Down in the dumps: Can you still make a decent living driving dump trucks?
January 25, 2010
January 25, 2010
Very few, if any, segments of the trucking industry have emerged unscathed from the recession of the past two years. But it seems dump truck operators are a particularly hard-hit bunch.
Gord Balford, an owner/operator in the Barrie, Ont.-area called me the other day to dicuss the sector’s many problems. He has sold his pup trailer and parked his Western Star gravel truck, because there are too many guys running their trucks for $70/hour and even major customers are exploiting the situation.
Making matters worse, he said companies are dragging their feet when it comes to paying drivers. He said one company just paid him just last week for work he did for them in August.
Balford said the final straw for him was when he bid what he felt was a reasonable rate on a job hauling wood shavings – but someone else came along with an end-dump and undercut his rate by a full 50%. That’s when he put his pup up for sale and parked his rig.
“This is how cutthroat it is and it’s getting worse,” he told me.
The obvious answer to the problem is that it’s simply a matter of supply and demand. Just like in the freight business, there are too many trucks chasing too little work. But wait a sec, what became of all the federal stimulus spending we were promised? I got the sense there’d be a new building going up on every corner, every mile of roadway would be getting an upgrade and gravel pits would be running low.
Instead we hear of rate wars, owner/operators selling their equipment and parking their trucks and companies that require their services taking months to pay up.
Ron Singer is the president of the Alberta Construction Trucking Association (ACTA) and is also a columnist for Truck West magazine. In this month’s columns, he identified several issues facing construction truckers in his home province. They’re the same everywhere in this country –except maybe Vancouver which is buzzing with pre-Olympic activity.

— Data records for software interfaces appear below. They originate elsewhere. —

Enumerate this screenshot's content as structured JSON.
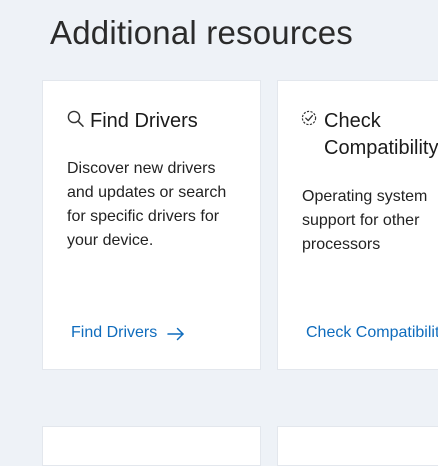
{
  "section": {
    "title": "Additional resources"
  },
  "cards": [
    {
      "title": "Find Drivers",
      "icon": "search-icon",
      "description": "Discover new drivers and updates or search for specific drivers for your device.",
      "link_label": "Find Drivers"
    },
    {
      "title": "Check\nCompatibility",
      "icon": "check-circle-icon",
      "description": "Operating system support for other processors",
      "link_label": "Check Compatibility"
    }
  ],
  "colors": {
    "background": "#eef2f7",
    "card": "#ffffff",
    "link": "#0f6cbd",
    "text": "#1b1b1b"
  }
}
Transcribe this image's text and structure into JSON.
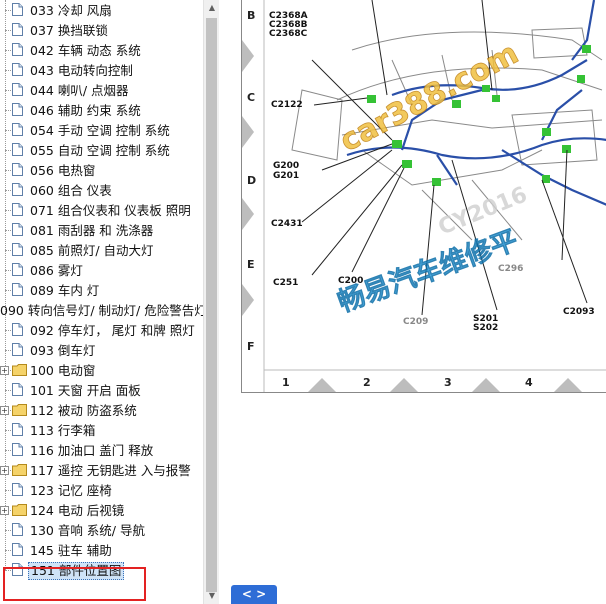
{
  "tree": {
    "items": [
      {
        "label": "033 冷却 风扇",
        "icon": "doc"
      },
      {
        "label": "037 换挡联锁",
        "icon": "doc"
      },
      {
        "label": "042 车辆 动态 系统",
        "icon": "doc"
      },
      {
        "label": "043 电动转向控制",
        "icon": "doc"
      },
      {
        "label": "044 喇叭/ 点烟器",
        "icon": "doc"
      },
      {
        "label": "046 辅助 约束 系统",
        "icon": "doc"
      },
      {
        "label": "054 手动 空调 控制 系统",
        "icon": "doc"
      },
      {
        "label": "055 自动 空调 控制 系统",
        "icon": "doc"
      },
      {
        "label": "056 电热窗",
        "icon": "doc"
      },
      {
        "label": "060 组合 仪表",
        "icon": "doc"
      },
      {
        "label": "071 组合仪表和 仪表板 照明",
        "icon": "doc"
      },
      {
        "label": "081 雨刮器 和 洗涤器",
        "icon": "doc"
      },
      {
        "label": "085 前照灯/ 自动大灯",
        "icon": "doc"
      },
      {
        "label": "086 雾灯",
        "icon": "doc"
      },
      {
        "label": "089 车内 灯",
        "icon": "doc"
      },
      {
        "label": "090 转向信号灯/ 制动灯/ 危险警告灯",
        "icon": "folder-open"
      },
      {
        "label": "092 停车灯， 尾灯 和牌 照灯",
        "icon": "doc"
      },
      {
        "label": "093 倒车灯",
        "icon": "doc"
      },
      {
        "label": "100 电动窗",
        "icon": "folder"
      },
      {
        "label": "101 天窗 开启 面板",
        "icon": "doc"
      },
      {
        "label": "112 被动 防盗系统",
        "icon": "folder"
      },
      {
        "label": "113 行李箱",
        "icon": "doc"
      },
      {
        "label": "116 加油口 盖门 释放",
        "icon": "doc"
      },
      {
        "label": "117 遥控 无钥匙进 入与报警",
        "icon": "folder"
      },
      {
        "label": "123 记忆 座椅",
        "icon": "doc"
      },
      {
        "label": "124 电动 后视镜",
        "icon": "folder"
      },
      {
        "label": "130 音响 系统/ 导航",
        "icon": "doc"
      },
      {
        "label": "145 驻车 辅助",
        "icon": "doc"
      },
      {
        "label": "151 部件位置图",
        "icon": "doc",
        "selected": true
      }
    ]
  },
  "diagram": {
    "zones": [
      "B",
      "C",
      "D",
      "E",
      "F"
    ],
    "columns": [
      "1",
      "2",
      "3",
      "4"
    ],
    "connectors": {
      "c2368": [
        "C2368A",
        "C2368B",
        "C2368C"
      ],
      "c2122": "C2122",
      "g200": "G200",
      "g201": "G201",
      "c2431": "C2431",
      "c251": "C251",
      "c200": "C200",
      "c209": "C209",
      "s201": "S201",
      "s202": "S202",
      "c296": "C296",
      "c2093": "C2093"
    },
    "watermarks": {
      "url": "car388.com",
      "site": "畅易汽车维修平",
      "code": "CY2016"
    }
  },
  "nav": {
    "label": "< >"
  },
  "colors": {
    "accent": "#2e6dd6",
    "highlight": "#e32222",
    "wire": "#2a4fa8",
    "connector": "#35c235"
  }
}
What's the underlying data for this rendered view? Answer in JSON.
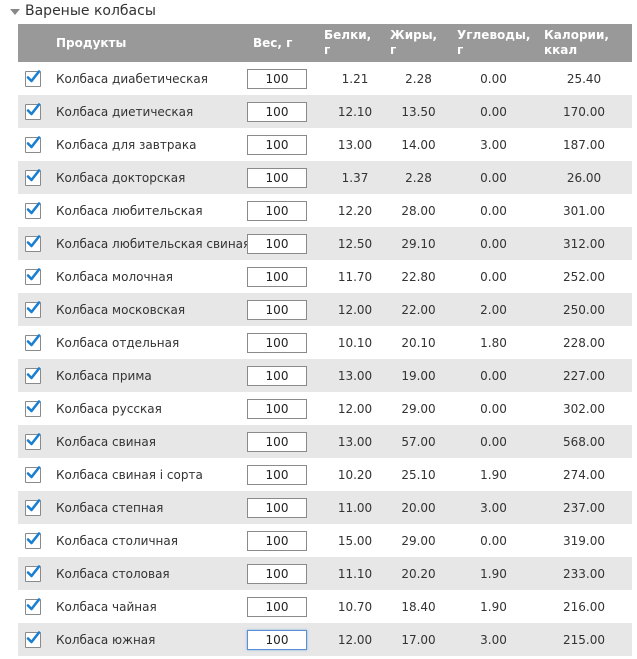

Ron says gravel trucking rates are down 10-30% in Alberta, depending on the region. It used to be you couldn’t help but make money if you had a gravel truck in resource-rich Alberta. Now, the industry is being put to the test and it is not responding well. Singer says he’s noticed a steady decline in professionalism and ethics within his own industry, which he notes is in correlation with the steady exit of the more experienced drivers who’ve had enough and hung up their keys.
In Alberta, the ACTA at least has a plan. For starters, it’s been surveying construction truckers across the province to learn about their most pressing concerns and to determine what they’re getting paid. It also developed a Code of Ethics and Standards that all of its members must adhere to. Next up, and this is the big challenge, the association hopes to get buy-in from all construction truckers. Singer feels that if everyone in the business unites, they can force some real change when it comes to rates and working conditions. We’re not talking about union organization and we’re not talking about price-fixing – his group is just asking guys to respect one another out there and demonstrate a level of professionalism and courtesy that seems to have been waning in recent years.
As we’ve seen with Obama, promising change is a lot easier than actually delivering it. But gravel haulers need to work together and buy into a common vision if they want their rates and working conditions to improve. Think it’ll never happen? There is a precedent for this. The Truckers Association of Nova Scotia (TANS) is a pretty effective little industry group out east that looks after its members and has even convinced government to agree that a certain percentage of trucks on any taxpayer-funded job site will belong to independents.
Nova Scotia dump truckers are not without their problems, but there’s a level of respect among them that’s almost non-existent in many other parts of the country. Singer says TANS is the model ACTA aspires to. I wish Ron and the ACTA well in their endeavour to raise the professionalism of their own industry. It’ll be worth watching and, if successful, celebrating.
EDITED TO ADD PICTURE: Here’s a picture of the dual/use vehicle Norm alluded to. How about it? Would you consider running a gravel truck with a removable dump body if it provided you the versatility to haul freight/logs or other commodities when things are slow?
James Menzies is editor of Truck News magazine. He has been covering the Canadian trucking industry for more than 15 years and holds a CDL. Reach him at email@example.com or follow him on Twitter at @JamesMenzies. All posts by James Menzies